◆ Stored data entries ◆
_ _ _

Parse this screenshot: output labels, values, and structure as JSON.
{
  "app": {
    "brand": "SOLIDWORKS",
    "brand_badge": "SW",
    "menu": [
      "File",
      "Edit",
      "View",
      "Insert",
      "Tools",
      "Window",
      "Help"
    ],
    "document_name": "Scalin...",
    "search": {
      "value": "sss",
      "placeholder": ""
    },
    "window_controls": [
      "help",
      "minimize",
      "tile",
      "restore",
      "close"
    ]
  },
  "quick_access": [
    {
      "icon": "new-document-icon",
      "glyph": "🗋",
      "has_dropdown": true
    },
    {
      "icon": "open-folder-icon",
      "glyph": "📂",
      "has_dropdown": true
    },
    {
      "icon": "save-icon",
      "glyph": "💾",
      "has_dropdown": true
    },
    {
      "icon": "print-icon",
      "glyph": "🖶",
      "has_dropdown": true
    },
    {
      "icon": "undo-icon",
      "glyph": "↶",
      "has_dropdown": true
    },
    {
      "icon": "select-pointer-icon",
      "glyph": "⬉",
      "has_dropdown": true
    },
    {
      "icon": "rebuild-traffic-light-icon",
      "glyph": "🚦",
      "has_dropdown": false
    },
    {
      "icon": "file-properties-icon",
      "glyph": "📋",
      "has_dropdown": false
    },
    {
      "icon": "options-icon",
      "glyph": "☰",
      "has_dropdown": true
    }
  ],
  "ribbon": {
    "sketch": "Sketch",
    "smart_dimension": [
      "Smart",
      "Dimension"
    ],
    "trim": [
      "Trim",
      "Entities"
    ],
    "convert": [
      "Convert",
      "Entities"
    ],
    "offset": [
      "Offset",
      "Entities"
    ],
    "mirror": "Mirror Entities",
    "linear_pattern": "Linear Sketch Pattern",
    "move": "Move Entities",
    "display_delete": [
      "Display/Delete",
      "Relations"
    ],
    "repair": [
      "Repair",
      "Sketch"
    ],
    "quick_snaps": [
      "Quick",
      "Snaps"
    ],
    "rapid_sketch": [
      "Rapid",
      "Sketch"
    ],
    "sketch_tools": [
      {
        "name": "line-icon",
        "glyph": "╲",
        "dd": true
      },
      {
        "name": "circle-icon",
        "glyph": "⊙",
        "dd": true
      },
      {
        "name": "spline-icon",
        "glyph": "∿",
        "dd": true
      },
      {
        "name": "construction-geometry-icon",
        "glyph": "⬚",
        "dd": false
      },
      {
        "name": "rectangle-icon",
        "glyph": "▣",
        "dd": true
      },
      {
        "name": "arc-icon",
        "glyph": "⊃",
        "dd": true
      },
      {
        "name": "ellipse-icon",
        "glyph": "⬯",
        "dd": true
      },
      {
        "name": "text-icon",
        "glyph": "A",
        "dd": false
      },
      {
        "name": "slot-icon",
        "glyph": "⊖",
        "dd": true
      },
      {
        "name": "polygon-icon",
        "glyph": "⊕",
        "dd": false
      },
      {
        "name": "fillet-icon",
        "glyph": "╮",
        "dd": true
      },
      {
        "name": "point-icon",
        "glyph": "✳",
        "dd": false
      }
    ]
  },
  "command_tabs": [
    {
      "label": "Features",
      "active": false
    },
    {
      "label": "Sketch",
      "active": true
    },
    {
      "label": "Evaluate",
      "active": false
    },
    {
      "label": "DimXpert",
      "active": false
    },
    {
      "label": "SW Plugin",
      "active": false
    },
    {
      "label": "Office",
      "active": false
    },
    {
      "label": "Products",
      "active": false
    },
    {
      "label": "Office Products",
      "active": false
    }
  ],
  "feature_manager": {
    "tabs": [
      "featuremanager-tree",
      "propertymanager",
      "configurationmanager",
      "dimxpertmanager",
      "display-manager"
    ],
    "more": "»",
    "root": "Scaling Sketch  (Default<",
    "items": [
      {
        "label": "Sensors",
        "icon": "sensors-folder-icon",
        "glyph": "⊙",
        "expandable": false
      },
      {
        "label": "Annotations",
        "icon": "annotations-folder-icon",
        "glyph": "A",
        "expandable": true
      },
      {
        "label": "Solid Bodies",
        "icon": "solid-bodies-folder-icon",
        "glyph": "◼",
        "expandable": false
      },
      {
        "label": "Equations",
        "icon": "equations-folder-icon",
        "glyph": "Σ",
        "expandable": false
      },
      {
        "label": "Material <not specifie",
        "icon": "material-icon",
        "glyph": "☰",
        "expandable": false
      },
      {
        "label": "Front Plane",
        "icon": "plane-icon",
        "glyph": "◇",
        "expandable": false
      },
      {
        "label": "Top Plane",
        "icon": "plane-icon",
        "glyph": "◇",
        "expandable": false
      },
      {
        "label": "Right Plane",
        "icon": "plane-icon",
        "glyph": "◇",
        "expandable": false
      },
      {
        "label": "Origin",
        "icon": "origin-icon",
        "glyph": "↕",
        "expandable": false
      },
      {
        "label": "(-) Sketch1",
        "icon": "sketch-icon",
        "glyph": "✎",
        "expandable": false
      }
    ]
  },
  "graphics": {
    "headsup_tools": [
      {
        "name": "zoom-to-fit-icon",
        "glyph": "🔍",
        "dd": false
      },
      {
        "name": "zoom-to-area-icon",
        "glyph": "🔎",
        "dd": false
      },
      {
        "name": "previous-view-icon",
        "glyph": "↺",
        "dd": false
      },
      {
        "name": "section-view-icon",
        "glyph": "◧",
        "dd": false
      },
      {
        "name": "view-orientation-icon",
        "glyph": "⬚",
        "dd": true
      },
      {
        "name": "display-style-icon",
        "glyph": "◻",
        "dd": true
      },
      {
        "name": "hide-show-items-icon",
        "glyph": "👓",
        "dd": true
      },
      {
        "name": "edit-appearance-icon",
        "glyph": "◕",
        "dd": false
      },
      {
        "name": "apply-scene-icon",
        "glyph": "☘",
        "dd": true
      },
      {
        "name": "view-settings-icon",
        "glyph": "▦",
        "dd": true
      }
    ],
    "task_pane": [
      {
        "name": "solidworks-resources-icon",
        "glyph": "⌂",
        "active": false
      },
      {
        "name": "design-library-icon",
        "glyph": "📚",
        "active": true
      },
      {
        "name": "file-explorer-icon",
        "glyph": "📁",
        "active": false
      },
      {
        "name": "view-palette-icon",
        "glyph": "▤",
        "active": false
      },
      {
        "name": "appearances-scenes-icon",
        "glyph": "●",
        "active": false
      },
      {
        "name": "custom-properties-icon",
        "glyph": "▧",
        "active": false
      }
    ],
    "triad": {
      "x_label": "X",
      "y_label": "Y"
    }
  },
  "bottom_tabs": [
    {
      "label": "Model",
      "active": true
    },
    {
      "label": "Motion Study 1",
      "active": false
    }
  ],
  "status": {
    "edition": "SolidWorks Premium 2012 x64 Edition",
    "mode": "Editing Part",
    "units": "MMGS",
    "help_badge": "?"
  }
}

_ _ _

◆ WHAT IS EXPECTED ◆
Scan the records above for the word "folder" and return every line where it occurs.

◆ RESPONSE AREA ◆
      "icon": "open-folder-icon",
        "icon": "sensors-folder-icon",
        "icon": "annotations-folder-icon",
        "icon": "solid-bodies-folder-icon",
        "icon": "equations-folder-icon",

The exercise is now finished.